◆ RECORDS FOR THE TASK:
━━━

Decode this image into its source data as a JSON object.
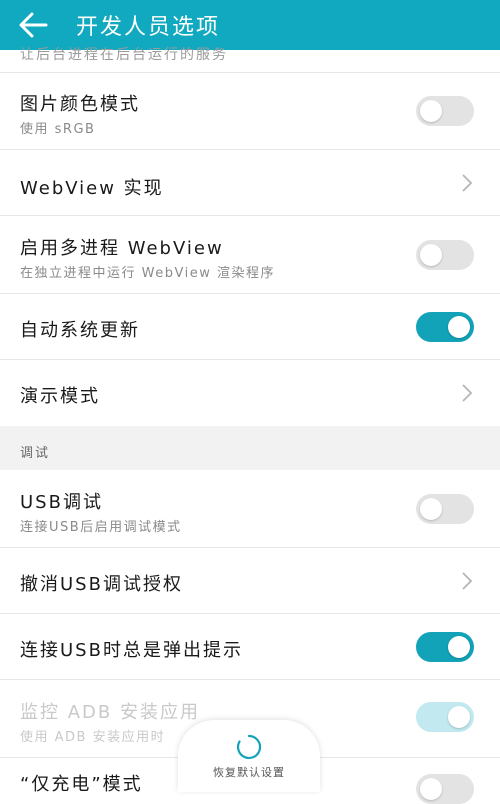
{
  "app_bar": {
    "title": "开发人员选项",
    "back_icon": "arrow-left-icon"
  },
  "clipped_text": "让后台进程在后台运行的服务",
  "rows": [
    {
      "label": "图片颜色模式",
      "sub": "使用 sRGB",
      "control": "toggle",
      "on": false
    },
    {
      "label": "WebView 实现",
      "control": "chevron"
    },
    {
      "label": "启用多进程 WebView",
      "sub": "在独立进程中运行 WebView 渲染程序",
      "control": "toggle",
      "on": false
    },
    {
      "label": "自动系统更新",
      "control": "toggle",
      "on": true
    },
    {
      "label": "演示模式",
      "control": "chevron"
    }
  ],
  "section_debug": "调试",
  "debug_rows": [
    {
      "label": "USB调试",
      "sub": "连接USB后启用调试模式",
      "control": "toggle",
      "on": false
    },
    {
      "label": "撤消USB调试授权",
      "control": "chevron"
    },
    {
      "label": "连接USB时总是弹出提示",
      "control": "toggle",
      "on": true
    },
    {
      "label": "监控 ADB 安装应用",
      "sub": "使用 ADB 安装应用时",
      "control": "toggle",
      "on": true,
      "disabled": true
    }
  ],
  "partial_row": "“仅充电”模式",
  "toast": {
    "text": "恢复默认设置"
  },
  "colors": {
    "accent": "#11a9bf",
    "toggle_on": "#12a3b8"
  }
}
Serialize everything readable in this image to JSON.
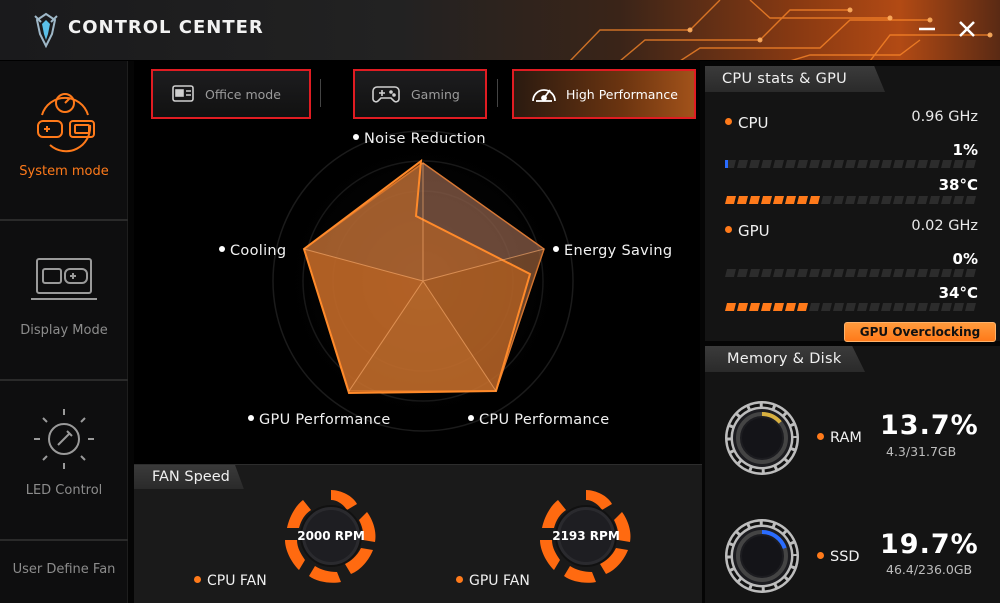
{
  "app": {
    "title": "CONTROL CENTER"
  },
  "window": {
    "minimize_icon": "minimize-icon",
    "close_icon": "close-icon"
  },
  "sidebar": {
    "items": [
      {
        "label": "System mode",
        "icon": "system-mode-icon",
        "active": true
      },
      {
        "label": "Display Mode",
        "icon": "display-mode-icon",
        "active": false
      },
      {
        "label": "LED Control",
        "icon": "led-control-icon",
        "active": false
      },
      {
        "label": "User Define Fan",
        "icon": "",
        "active": false
      }
    ]
  },
  "modes": [
    {
      "label": "Office mode",
      "icon": "office-mode-icon",
      "active": false
    },
    {
      "label": "Gaming",
      "icon": "gamepad-icon",
      "active": false
    },
    {
      "label": "High Performance",
      "icon": "speedometer-icon",
      "active": true
    }
  ],
  "radar": {
    "axes": [
      "Noise Reduction",
      "Energy Saving",
      "CPU Performance",
      "GPU Performance",
      "Cooling"
    ]
  },
  "fan": {
    "title": "FAN Speed",
    "cpu": {
      "label": "CPU FAN",
      "rpm": "2000 RPM"
    },
    "gpu": {
      "label": "GPU FAN",
      "rpm": "2193 RPM"
    }
  },
  "stats": {
    "title": "CPU stats & GPU stats",
    "cpu": {
      "label": "CPU",
      "freq": "0.96 GHz",
      "usage": "1%",
      "usage_fraction": 0.01,
      "temp": "38°C",
      "temp_fraction": 0.38
    },
    "gpu": {
      "label": "GPU",
      "freq": "0.02 GHz",
      "usage": "0%",
      "usage_fraction": 0.0,
      "temp": "34°C",
      "temp_fraction": 0.34
    },
    "overclock_label": "GPU Overclocking"
  },
  "memory": {
    "title": "Memory & Disk",
    "ram": {
      "label": "RAM",
      "percent": "13.7%",
      "detail": "4.3/31.7GB",
      "fraction": 0.137
    },
    "ssd": {
      "label": "SSD",
      "percent": "19.7%",
      "detail": "46.4/236.0GB",
      "fraction": 0.197
    }
  },
  "colors": {
    "accent": "#ff7a1a",
    "highlight": "#e01c22",
    "ssd_ring": "#2a6cff"
  }
}
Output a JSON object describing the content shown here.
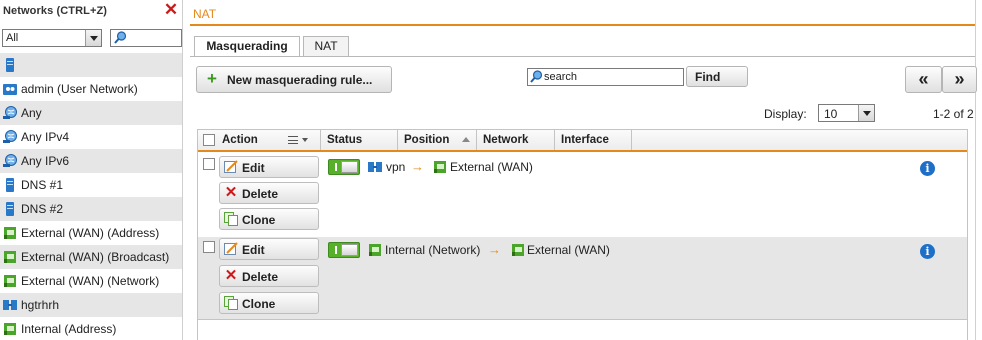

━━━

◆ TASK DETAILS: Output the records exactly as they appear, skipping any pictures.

◆ WRITTEN REPLY:
Decode this image into its source data as a JSON object.
{
  "app_bar": {
    "title": "开发人员选项",
    "back_icon": "arrow-left-icon"
  },
  "clipped_text": "让后台进程在后台运行的服务",
  "rows": [
    {
      "label": "图片颜色模式",
      "sub": "使用 sRGB",
      "control": "toggle",
      "on": false
    },
    {
      "label": "WebView 实现",
      "control": "chevron"
    },
    {
      "label": "启用多进程 WebView",
      "sub": "在独立进程中运行 WebView 渲染程序",
      "control": "toggle",
      "on": false
    },
    {
      "label": "自动系统更新",
      "control": "toggle",
      "on": true
    },
    {
      "label": "演示模式",
      "control": "chevron"
    }
  ],
  "section_debug": "调试",
  "debug_rows": [
    {
      "label": "USB调试",
      "sub": "连接USB后启用调试模式",
      "control": "toggle",
      "on": false
    },
    {
      "label": "撤消USB调试授权",
      "control": "chevron"
    },
    {
      "label": "连接USB时总是弹出提示",
      "control": "toggle",
      "on": true
    },
    {
      "label": "监控 ADB 安装应用",
      "sub": "使用 ADB 安装应用时",
      "control": "toggle",
      "on": true,
      "disabled": true
    }
  ],
  "partial_row": "“仅充电”模式",
  "toast": {
    "text": "恢复默认设置"
  },
  "colors": {
    "accent": "#11a9bf",
    "toggle_on": "#12a3b8"
  }
}
Serialize everything readable in this image to JSON.
{
  "app": {
    "title": "CONTROL CENTER"
  },
  "window": {
    "minimize_icon": "minimize-icon",
    "close_icon": "close-icon"
  },
  "sidebar": {
    "items": [
      {
        "label": "System mode",
        "icon": "system-mode-icon",
        "active": true
      },
      {
        "label": "Display Mode",
        "icon": "display-mode-icon",
        "active": false
      },
      {
        "label": "LED Control",
        "icon": "led-control-icon",
        "active": false
      },
      {
        "label": "User Define Fan",
        "icon": "",
        "active": false
      }
    ]
  },
  "modes": [
    {
      "label": "Office mode",
      "icon": "office-mode-icon",
      "active": false
    },
    {
      "label": "Gaming",
      "icon": "gamepad-icon",
      "active": false
    },
    {
      "label": "High Performance",
      "icon": "speedometer-icon",
      "active": true
    }
  ],
  "radar": {
    "axes": [
      "Noise Reduction",
      "Energy Saving",
      "CPU Performance",
      "GPU Performance",
      "Cooling"
    ]
  },
  "fan": {
    "title": "FAN Speed",
    "cpu": {
      "label": "CPU FAN",
      "rpm": "2000 RPM"
    },
    "gpu": {
      "label": "GPU FAN",
      "rpm": "2193 RPM"
    }
  },
  "stats": {
    "title": "CPU stats & GPU stats",
    "cpu": {
      "label": "CPU",
      "freq": "0.96 GHz",
      "usage": "1%",
      "usage_fraction": 0.01,
      "temp": "38°C",
      "temp_fraction": 0.38
    },
    "gpu": {
      "label": "GPU",
      "freq": "0.02 GHz",
      "usage": "0%",
      "usage_fraction": 0.0,
      "temp": "34°C",
      "temp_fraction": 0.34
    },
    "overclock_label": "GPU Overclocking"
  },
  "memory": {
    "title": "Memory & Disk",
    "ram": {
      "label": "RAM",
      "percent": "13.7%",
      "detail": "4.3/31.7GB",
      "fraction": 0.137
    },
    "ssd": {
      "label": "SSD",
      "percent": "19.7%",
      "detail": "46.4/236.0GB",
      "fraction": 0.197
    }
  },
  "colors": {
    "accent": "#ff7a1a",
    "highlight": "#e01c22",
    "ssd_ring": "#2a6cff"
  }
}
Output a JSON object describing the content shown here.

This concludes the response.